Task objective: Could you return each line of the material that has "increase" in it?

Data provided:

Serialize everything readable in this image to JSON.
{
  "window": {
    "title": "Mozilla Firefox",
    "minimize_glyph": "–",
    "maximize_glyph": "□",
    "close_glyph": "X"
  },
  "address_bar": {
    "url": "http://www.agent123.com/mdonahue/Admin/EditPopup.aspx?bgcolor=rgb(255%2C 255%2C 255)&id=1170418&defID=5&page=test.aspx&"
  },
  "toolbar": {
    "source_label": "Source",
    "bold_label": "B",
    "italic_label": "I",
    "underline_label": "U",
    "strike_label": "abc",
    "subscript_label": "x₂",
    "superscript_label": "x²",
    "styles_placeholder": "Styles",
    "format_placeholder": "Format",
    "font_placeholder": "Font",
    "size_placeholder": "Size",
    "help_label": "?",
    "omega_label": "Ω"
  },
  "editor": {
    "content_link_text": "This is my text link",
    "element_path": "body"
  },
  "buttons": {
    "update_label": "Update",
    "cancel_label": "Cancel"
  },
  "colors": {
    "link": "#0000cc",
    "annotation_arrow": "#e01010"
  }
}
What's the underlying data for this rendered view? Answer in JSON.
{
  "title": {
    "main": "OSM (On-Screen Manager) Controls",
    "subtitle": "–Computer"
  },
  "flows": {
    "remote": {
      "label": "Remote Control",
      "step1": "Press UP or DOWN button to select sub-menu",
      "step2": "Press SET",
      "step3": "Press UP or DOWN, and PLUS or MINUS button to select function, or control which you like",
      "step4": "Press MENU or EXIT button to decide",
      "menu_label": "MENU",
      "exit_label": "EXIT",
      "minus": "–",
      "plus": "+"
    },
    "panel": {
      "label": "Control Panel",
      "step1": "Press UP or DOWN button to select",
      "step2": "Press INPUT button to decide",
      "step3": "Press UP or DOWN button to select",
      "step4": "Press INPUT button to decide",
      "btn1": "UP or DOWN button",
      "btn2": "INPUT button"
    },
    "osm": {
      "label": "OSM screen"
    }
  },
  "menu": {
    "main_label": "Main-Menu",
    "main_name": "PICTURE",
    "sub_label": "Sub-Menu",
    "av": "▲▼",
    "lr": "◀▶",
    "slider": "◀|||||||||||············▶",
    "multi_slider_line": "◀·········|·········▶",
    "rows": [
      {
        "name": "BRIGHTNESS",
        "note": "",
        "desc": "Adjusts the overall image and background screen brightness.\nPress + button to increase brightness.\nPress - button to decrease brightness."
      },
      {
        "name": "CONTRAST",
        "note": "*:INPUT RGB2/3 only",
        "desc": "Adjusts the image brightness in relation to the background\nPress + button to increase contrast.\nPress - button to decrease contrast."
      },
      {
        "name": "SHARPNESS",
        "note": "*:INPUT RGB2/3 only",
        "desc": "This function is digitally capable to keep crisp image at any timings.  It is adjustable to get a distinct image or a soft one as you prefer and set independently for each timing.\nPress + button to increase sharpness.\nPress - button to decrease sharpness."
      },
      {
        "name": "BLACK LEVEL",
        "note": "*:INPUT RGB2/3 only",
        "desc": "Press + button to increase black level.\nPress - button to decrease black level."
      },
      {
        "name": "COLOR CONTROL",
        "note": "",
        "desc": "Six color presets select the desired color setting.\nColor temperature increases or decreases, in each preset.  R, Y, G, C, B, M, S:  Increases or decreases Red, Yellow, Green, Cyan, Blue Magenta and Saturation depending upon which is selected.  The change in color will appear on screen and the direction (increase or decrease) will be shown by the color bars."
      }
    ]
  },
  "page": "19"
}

Answer to the exercise:
        "desc": "Adjusts the overall image and background screen brightness.\nPress + button to increase brightness.\nPress - button to decrease brightness."
        "desc": "Adjusts the image brightness in relation to the background\nPress + button to increase contrast.\nPress - button to decrease contrast."
        "desc": "This function is digitally capable to keep crisp image at any timings.  It is adjustable to get a distinct image or a soft one as you prefer and set independently for each timing.\nPress + button to increase sharpness.\nPress - button to decrease sharpness."
        "desc": "Press + button to increase black level.\nPress - button to decrease black level."
        "desc": "Six color presets select the desired color setting.\nColor temperature increases or decreases, in each preset.  R, Y, G, C, B, M, S:  Increases or decreases Red, Yellow, Green, Cyan, Blue Magenta and Saturation depending upon which is selected.  The change in color will appear on screen and the direction (increase or decrease) will be shown by the color bars."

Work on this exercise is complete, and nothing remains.